**WHAT THE TASK REQUIRES**
Without the pictures, set down the records below word for word.

####

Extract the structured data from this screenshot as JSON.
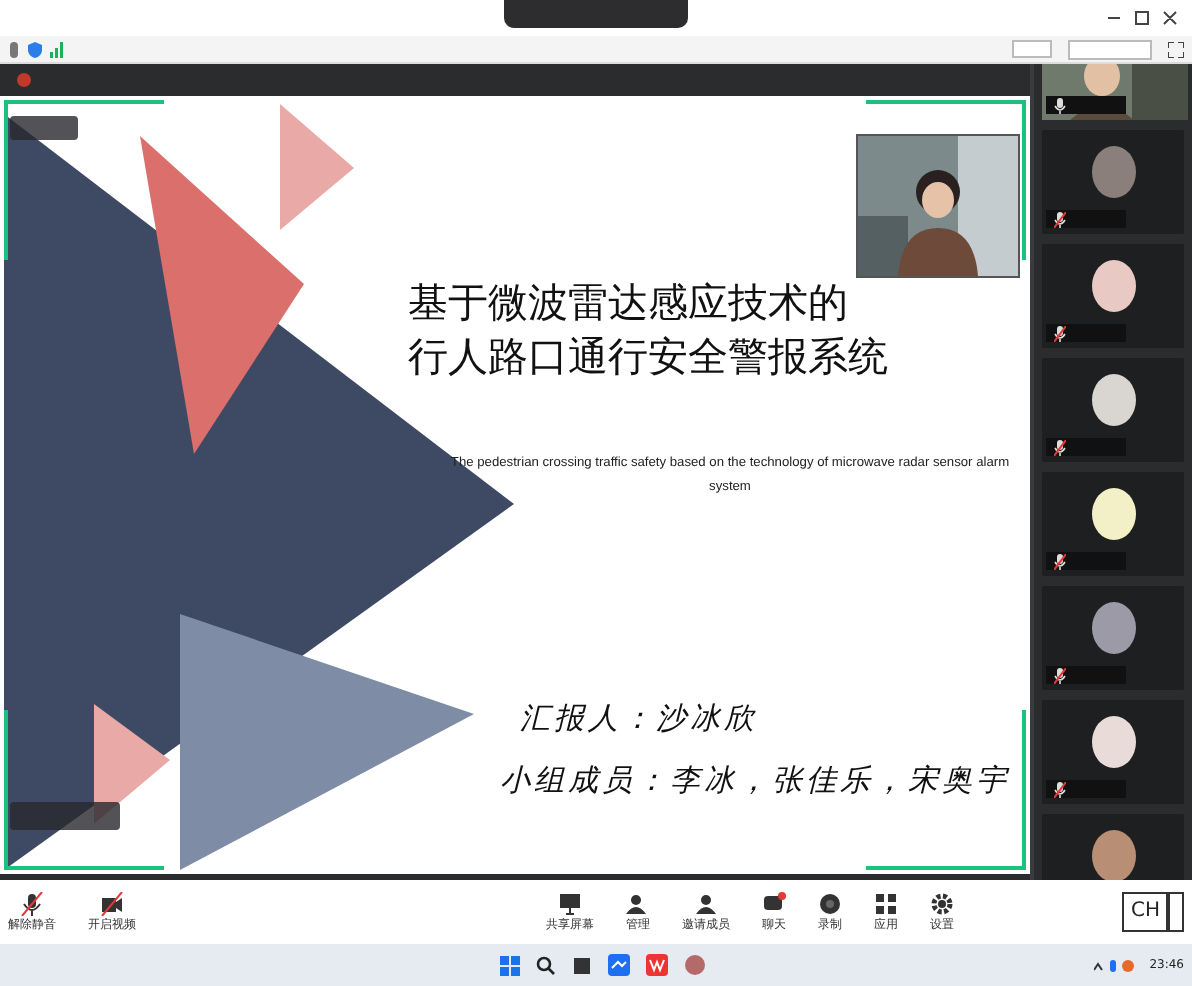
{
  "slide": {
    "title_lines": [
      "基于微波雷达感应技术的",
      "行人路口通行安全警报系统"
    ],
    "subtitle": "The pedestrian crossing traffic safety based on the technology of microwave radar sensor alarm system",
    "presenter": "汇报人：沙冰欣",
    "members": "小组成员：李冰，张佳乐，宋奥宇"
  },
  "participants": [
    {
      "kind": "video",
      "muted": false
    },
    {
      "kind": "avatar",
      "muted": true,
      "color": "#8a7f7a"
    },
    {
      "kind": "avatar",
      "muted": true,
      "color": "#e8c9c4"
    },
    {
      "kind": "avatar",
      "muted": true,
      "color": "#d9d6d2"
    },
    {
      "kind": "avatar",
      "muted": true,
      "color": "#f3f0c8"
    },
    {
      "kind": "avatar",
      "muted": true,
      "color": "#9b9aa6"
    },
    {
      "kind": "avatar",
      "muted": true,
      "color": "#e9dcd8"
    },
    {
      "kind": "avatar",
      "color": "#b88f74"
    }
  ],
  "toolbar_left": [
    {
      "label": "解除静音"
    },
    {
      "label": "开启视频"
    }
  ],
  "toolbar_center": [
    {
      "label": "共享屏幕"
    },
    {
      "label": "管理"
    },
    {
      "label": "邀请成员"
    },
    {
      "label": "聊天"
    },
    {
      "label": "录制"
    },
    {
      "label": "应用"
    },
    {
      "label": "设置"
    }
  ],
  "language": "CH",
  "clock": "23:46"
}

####

**OUTPUT OF THE EXERCISE**
Extract the structured data from this screenshot as JSON.
{
  "slide": {
    "title_lines": [
      "基于微波雷达感应技术的",
      "行人路口通行安全警报系统"
    ],
    "subtitle": "The pedestrian crossing traffic safety based on the technology of microwave radar sensor alarm system",
    "presenter": "汇报人：沙冰欣",
    "members": "小组成员：李冰，张佳乐，宋奥宇"
  },
  "participants": [
    {
      "kind": "video",
      "muted": false
    },
    {
      "kind": "avatar",
      "muted": true,
      "color": "#8a7f7a"
    },
    {
      "kind": "avatar",
      "muted": true,
      "color": "#e8c9c4"
    },
    {
      "kind": "avatar",
      "muted": true,
      "color": "#d9d6d2"
    },
    {
      "kind": "avatar",
      "muted": true,
      "color": "#f3f0c8"
    },
    {
      "kind": "avatar",
      "muted": true,
      "color": "#9b9aa6"
    },
    {
      "kind": "avatar",
      "muted": true,
      "color": "#e9dcd8"
    },
    {
      "kind": "avatar",
      "color": "#b88f74"
    }
  ],
  "toolbar_left": [
    {
      "label": "解除静音"
    },
    {
      "label": "开启视频"
    }
  ],
  "toolbar_center": [
    {
      "label": "共享屏幕"
    },
    {
      "label": "管理"
    },
    {
      "label": "邀请成员"
    },
    {
      "label": "聊天"
    },
    {
      "label": "录制"
    },
    {
      "label": "应用"
    },
    {
      "label": "设置"
    }
  ],
  "language": "CH",
  "clock": "23:46"
}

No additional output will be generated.